------ Exercise materials

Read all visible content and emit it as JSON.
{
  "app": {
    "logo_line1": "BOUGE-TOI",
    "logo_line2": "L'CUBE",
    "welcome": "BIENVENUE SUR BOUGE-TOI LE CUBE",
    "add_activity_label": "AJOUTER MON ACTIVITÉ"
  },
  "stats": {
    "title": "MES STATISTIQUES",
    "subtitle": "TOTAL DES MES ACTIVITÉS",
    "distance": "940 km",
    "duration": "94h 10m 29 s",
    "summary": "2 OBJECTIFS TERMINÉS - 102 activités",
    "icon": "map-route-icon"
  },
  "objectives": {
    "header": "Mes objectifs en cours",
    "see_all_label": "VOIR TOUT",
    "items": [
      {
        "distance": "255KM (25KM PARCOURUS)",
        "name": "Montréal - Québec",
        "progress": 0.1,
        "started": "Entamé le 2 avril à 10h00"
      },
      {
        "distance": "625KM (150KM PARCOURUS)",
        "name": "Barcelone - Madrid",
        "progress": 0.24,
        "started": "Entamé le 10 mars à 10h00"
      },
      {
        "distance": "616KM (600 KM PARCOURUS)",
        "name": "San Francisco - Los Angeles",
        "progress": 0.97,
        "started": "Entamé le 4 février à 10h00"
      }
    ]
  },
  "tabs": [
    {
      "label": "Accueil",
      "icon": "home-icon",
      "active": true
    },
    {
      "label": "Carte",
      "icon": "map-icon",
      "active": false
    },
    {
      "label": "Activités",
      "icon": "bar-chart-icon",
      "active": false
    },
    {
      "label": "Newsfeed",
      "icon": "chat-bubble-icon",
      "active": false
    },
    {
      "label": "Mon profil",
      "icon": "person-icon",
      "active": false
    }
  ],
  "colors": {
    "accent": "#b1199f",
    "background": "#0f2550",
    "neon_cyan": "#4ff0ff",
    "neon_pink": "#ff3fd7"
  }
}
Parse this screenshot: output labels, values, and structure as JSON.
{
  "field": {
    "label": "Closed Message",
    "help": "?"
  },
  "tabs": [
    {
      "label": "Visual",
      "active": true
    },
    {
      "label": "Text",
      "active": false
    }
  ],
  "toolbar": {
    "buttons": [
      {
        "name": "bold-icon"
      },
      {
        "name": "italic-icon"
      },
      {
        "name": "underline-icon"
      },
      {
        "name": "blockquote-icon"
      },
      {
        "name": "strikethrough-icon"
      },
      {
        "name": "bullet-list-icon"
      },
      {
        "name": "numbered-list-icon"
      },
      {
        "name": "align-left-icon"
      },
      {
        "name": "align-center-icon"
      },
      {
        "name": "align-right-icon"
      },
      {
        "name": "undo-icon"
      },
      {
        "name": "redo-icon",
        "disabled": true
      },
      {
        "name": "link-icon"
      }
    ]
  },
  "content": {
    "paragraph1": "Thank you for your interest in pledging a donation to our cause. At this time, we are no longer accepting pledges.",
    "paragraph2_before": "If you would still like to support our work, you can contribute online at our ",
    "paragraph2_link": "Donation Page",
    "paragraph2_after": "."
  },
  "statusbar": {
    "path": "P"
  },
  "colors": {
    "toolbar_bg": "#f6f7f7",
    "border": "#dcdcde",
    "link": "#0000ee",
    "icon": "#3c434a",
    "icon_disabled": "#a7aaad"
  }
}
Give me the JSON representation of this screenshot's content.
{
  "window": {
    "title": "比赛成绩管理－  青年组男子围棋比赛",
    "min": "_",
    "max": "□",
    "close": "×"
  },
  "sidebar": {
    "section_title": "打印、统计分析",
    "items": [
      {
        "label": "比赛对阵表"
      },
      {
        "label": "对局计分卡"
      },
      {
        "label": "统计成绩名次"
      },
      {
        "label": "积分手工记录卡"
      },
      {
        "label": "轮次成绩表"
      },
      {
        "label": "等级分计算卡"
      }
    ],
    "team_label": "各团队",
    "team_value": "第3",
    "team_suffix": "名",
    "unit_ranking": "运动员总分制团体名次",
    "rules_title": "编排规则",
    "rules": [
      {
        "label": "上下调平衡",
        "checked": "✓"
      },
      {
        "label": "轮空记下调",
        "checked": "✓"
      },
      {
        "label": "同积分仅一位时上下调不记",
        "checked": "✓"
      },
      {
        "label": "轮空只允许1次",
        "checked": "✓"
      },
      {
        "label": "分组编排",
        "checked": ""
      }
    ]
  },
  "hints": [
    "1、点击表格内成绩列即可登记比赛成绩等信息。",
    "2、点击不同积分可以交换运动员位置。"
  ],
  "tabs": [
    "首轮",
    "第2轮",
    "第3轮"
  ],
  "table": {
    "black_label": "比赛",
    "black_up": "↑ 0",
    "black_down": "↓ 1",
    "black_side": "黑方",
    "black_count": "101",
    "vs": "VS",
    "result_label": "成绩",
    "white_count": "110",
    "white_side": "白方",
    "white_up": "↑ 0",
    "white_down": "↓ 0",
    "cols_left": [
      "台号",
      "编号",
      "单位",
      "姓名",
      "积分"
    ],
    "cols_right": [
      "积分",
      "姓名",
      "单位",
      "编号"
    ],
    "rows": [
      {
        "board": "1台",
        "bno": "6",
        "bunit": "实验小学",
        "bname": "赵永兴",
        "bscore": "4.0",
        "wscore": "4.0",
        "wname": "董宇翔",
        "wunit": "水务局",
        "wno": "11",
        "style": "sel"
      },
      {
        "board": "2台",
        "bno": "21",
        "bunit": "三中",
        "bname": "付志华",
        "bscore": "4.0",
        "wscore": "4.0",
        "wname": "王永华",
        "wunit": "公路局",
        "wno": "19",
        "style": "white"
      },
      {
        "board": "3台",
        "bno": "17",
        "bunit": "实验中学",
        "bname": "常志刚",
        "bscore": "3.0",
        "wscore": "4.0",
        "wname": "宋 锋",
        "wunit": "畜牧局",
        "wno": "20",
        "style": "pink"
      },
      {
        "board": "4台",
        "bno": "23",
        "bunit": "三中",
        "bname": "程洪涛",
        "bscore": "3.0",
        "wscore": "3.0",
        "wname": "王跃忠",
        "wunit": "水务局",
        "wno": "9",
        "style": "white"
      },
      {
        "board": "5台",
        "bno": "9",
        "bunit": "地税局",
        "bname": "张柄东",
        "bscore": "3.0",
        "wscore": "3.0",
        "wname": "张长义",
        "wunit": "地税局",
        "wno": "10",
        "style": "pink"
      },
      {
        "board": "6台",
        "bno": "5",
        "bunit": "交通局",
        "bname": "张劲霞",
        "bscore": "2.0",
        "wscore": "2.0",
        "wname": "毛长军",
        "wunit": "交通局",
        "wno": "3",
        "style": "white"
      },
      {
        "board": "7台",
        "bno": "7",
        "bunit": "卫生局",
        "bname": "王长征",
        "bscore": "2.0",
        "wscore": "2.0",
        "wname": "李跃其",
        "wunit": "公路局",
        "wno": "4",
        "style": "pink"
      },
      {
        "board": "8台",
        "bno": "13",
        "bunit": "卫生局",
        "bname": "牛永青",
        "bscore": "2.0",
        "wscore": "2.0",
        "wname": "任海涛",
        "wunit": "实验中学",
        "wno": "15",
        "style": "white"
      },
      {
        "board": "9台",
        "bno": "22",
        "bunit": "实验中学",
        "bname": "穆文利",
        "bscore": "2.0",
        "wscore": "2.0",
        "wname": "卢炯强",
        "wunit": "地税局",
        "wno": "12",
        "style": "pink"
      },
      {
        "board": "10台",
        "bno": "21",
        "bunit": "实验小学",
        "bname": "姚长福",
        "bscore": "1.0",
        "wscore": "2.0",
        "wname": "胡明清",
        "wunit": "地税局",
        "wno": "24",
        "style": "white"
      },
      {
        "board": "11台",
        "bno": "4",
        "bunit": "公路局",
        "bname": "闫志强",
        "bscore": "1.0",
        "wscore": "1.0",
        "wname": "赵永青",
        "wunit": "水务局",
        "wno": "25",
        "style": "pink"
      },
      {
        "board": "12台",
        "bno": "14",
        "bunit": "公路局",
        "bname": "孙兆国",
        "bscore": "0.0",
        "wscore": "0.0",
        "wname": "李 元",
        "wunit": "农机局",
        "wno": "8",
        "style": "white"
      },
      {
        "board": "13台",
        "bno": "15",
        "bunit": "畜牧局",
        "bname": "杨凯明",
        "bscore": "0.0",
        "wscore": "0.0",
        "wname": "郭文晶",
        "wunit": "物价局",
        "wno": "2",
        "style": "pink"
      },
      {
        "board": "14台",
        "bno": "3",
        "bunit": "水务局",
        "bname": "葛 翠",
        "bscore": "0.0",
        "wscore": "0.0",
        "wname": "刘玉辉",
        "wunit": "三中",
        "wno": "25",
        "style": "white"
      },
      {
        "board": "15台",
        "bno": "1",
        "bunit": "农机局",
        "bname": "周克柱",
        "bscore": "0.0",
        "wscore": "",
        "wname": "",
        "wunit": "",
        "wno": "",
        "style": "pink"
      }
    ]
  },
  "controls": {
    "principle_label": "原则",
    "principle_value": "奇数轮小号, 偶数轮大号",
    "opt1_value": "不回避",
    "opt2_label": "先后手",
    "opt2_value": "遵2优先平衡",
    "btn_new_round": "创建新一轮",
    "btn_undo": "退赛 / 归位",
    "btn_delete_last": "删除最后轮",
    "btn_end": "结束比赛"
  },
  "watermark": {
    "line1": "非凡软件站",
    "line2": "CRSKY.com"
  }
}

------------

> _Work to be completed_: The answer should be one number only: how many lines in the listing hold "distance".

> _Finished exercise_: 4